The Daily Gamecock

Student Government may run out of funds for the 2nd year in a row. Here's how the senate is hoping to change

<p>FILE — Third-year accounting student Hannah Augsbach Lamma answers a question at the Student Government debate on Feb. 15, 2023. Lamma is the current treasurer for USC's Student Government.</p>
FILE — Third-year accounting student Hannah Augsbach Lamma answers a question at the Student Government debate on Feb. 15, 2023. Lamma is the current treasurer for USC's Student Government.

Student Government’s organization fund will run out before the end of the fiscal year for the second year in a row after spending too much money too fast on student organizations.

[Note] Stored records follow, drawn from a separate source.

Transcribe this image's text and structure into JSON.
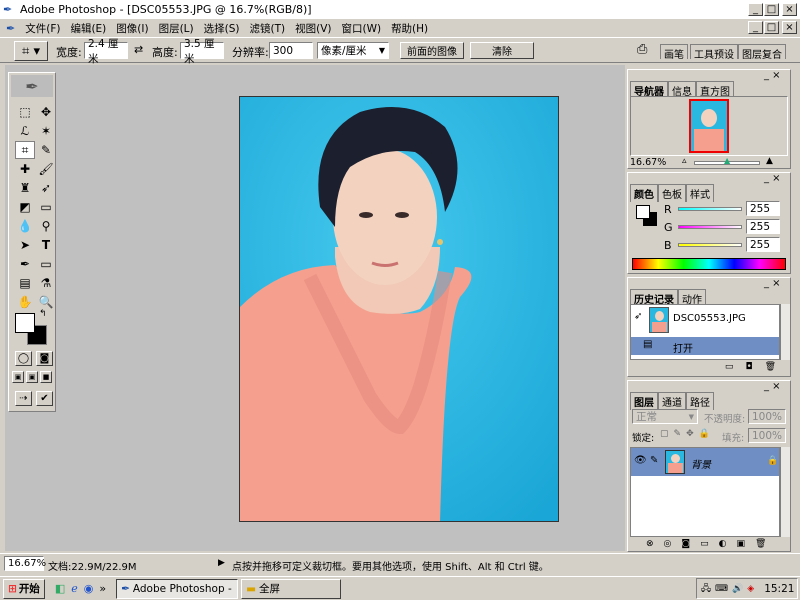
{
  "window": {
    "title": "Adobe Photoshop - [DSC05553.JPG @ 16.7%(RGB/8)]",
    "min_btn": "_",
    "max_btn": "□",
    "close_btn": "×"
  },
  "menu": [
    "文件(F)",
    "编辑(E)",
    "图像(I)",
    "图层(L)",
    "选择(S)",
    "滤镜(T)",
    "视图(V)",
    "窗口(W)",
    "帮助(H)"
  ],
  "options": {
    "width_label": "宽度:",
    "width_value": "2.4 厘米",
    "height_label": "高度:",
    "height_value": "3.5 厘米",
    "resolution_label": "分辨率:",
    "resolution_value": "300",
    "unit_value": "像素/厘米",
    "front_image_btn": "前面的图像",
    "clear_btn": "清除",
    "right_tabs": [
      "画笔",
      "工具预设",
      "图层复合"
    ]
  },
  "navigator": {
    "tabs": [
      "导航器",
      "信息",
      "直方图"
    ],
    "zoom": "16.67%"
  },
  "color": {
    "tabs": [
      "颜色",
      "色板",
      "样式"
    ],
    "channels": [
      {
        "label": "R",
        "value": "255",
        "color": "#ff0000"
      },
      {
        "label": "G",
        "value": "255",
        "color": "#ff00ff"
      },
      {
        "label": "B",
        "value": "255",
        "color": "#ffff00"
      }
    ]
  },
  "history": {
    "tabs": [
      "历史记录",
      "动作"
    ],
    "snapshot": "DSC05553.JPG",
    "item": "打开"
  },
  "layers": {
    "tabs": [
      "图层",
      "通道",
      "路径"
    ],
    "blend_mode": "正常",
    "opacity_label": "不透明度:",
    "opacity_value": "100%",
    "lock_label": "锁定:",
    "fill_label": "填充:",
    "fill_value": "100%",
    "layer_name": "背景"
  },
  "status": {
    "zoom": "16.67%",
    "doc": "文档:22.9M/22.9M",
    "hint": "点按并拖移可定义裁切框。要用其他选项，使用 Shift、Alt 和 Ctrl 键。"
  },
  "taskbar": {
    "start": "开始",
    "quick_more": "»",
    "task1": "Adobe Photoshop - [DSC...",
    "task2": "全屏",
    "clock": "15:21"
  },
  "colors": {
    "photo_bg": "#2ab8e0",
    "selected_row": "#6f8fc4",
    "titlebar_bg": "#ffffff"
  }
}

A finance ad hoc committee was formed to challenge this trend.  

Student Government received around $185,000 at the beginning of the fiscal year from USC's campus activity fee in July to fund hundreds of student organization programs, events and tournaments. The finance committee allocated at least $149,000 to student organizations during the fall semester, which has forced student organizations to budget without one of their main funding options for the rest of the year. 

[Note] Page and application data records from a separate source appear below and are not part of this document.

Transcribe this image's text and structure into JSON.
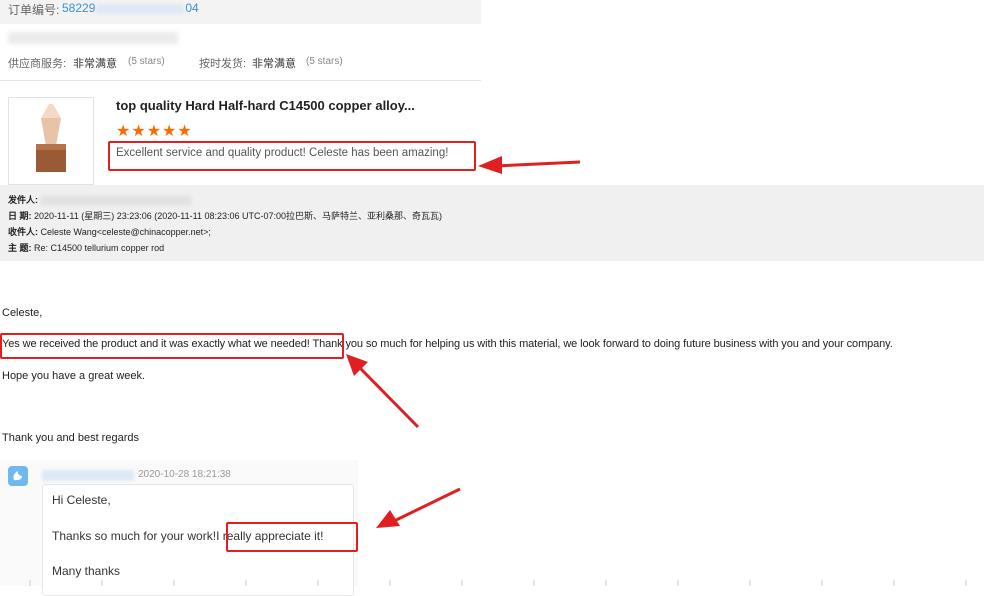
{
  "order": {
    "number_label": "订单编号:",
    "number_value_start": "58229",
    "number_value_end": "04"
  },
  "ratings": {
    "supplier_service_label": "供应商服务:",
    "supplier_service_value": "非常满意",
    "supplier_service_stars": "(5 stars)",
    "ontime_label": "按时发货:",
    "ontime_value": "非常满意",
    "ontime_stars": "(5 stars)"
  },
  "product": {
    "title": "top quality Hard Half-hard C14500 copper alloy...",
    "rating": 5,
    "stars_glyph": "★★★★★",
    "review": "Excellent service and quality product! Celeste has been amazing!"
  },
  "mail": {
    "from_label": "发件人:",
    "date_label": "日  期:",
    "date_value": "2020-11-11 (星期三) 23:23:06 (2020-11-11 08:23:06 UTC-07:00拉巴斯、马萨特兰、亚利桑那、奇瓦瓦)",
    "to_label": "收件人:",
    "to_value": "Celeste Wang<celeste@chinacopper.net>;",
    "subject_label": "主  题:",
    "subject_value": "Re: C14500 tellurium copper rod",
    "greeting": "Celeste,",
    "line1_highlight": "Yes we received the product and it was exactly what we needed!",
    "line1_rest": " Thank you so much for helping us with this material, we look forward to doing future business with you and your company.",
    "line2": "Hope you have a great week.",
    "closing": "Thank you and best regards"
  },
  "chat": {
    "timestamp": "2020-10-28 18:21:38",
    "greeting": "Hi Celeste,",
    "line_start": "Thanks so much for your work!",
    "line_highlight": "I really appreciate it!",
    "sign_off": "Many thanks"
  },
  "colors": {
    "accent_link": "#3a8fd6",
    "star": "#ff6a00",
    "annotation_red": "#e02020"
  }
}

“It is super unfortunate that we don't have enough money to necessarily get us to the end of the fiscal year,” Student Body President Emmie Thompson said. “But we've tried to communicate, as well as (find) possible organizations to request early to ensure that you do get the funds you need."

Student Government formed an ad hoc committee in November for finance reform, chaired by Chair to the ad hoc committee Jacob Vaught, as a result of the financial disorganization.

The ad hoc committee for finance reform is working to get more funds from the USC student life department, establish stricter allocation guidelines and mandate that only half of the student organization funding pool be used per semester.

Under current regulations, a student organization must attend a treasure's workshop, provide an invoice and go to dialogues with the finance committee in order to receive funding. No organization is limited to an amount it can request.

One major proposed change to allocation is limiting the amount of money one organization may spend to $10,000 each fiscal year. At least four student organizations have already received more than $10,000 this fiscal year.

The committee will present its report on finance reform during student senate on Jan. 31. The committee will recommend changes to the code of law to make allocations "more equitable and easier to read," Speaker of the Senate Cameron Eubanks said during student senate Jan 24.

"We will tackle a possible increase in the campus activity fee, and what that number will look like and the data that supports that,” Eubanks said.

After the report, the next steps for the Student Government’s fund allocations are unclear.

The finance committee has been criticized for fulfilling funds requests on a first-come, first-served basis and for having a pool of funds that hasn’t increased in a decade.

Treasurer Hanna Augsbach-Lamma said she assumed money allocations wouldn’t run out until the end of the fall semester. 

“Our (allocation of) funding this year kind of accelerated as the semester went on," Augsbach-Lamma said. “There was a pretty small amount requested that first week, and then it nearly doubled the second week.” 

Around fall midterms, Vaught and other senators realized that Student Government would run out of money before the end of the semester, he said. 

Augsbach-Lamma said organizations can apply for grants in specific colleges to help fund their activities.

South Carolina Student Legislature is a mock-legislature student organization that had to apply for a grant from the Center for Integrative and Experiential Learning to fund the organization’s legislative session, which occurs once every semester, in spring 2023. 

Former South Carolina Student Legislature President Weston Watts said he felt Student Government left his organization “high and dry.” 

Other organizations could be left without financial support from Student Government if the finance committee continues its trend of how it allocates funds.

Augsbach-Lamma said in-need organizations may apply for funding outside Student Government allocations using a list of campus-wide grants that her office is compiling.

“Frankly, I don't think I would do anything differently,” Augsbach-Lamma said. “The only thing that needs to happen in the future is that we need to advocate for more money to go into the activity fund, which me and Emmie (Thompson) are currently doing.”


Thompson, who represents students on the board of trustees, said there is no agenda for the board to vote on a larger budget or fee for campus activity at the moment.

Thompson said she is wants to advocate for a larger campus activity fee, which for the 2023-24 fiscal year costs $87 to undergraduate and graduate students.

"The hope is that in the future, we will have a bigger money pool in general," Thompson said.

Correction: A previous version of this article misidentified which committee Vaught is chair over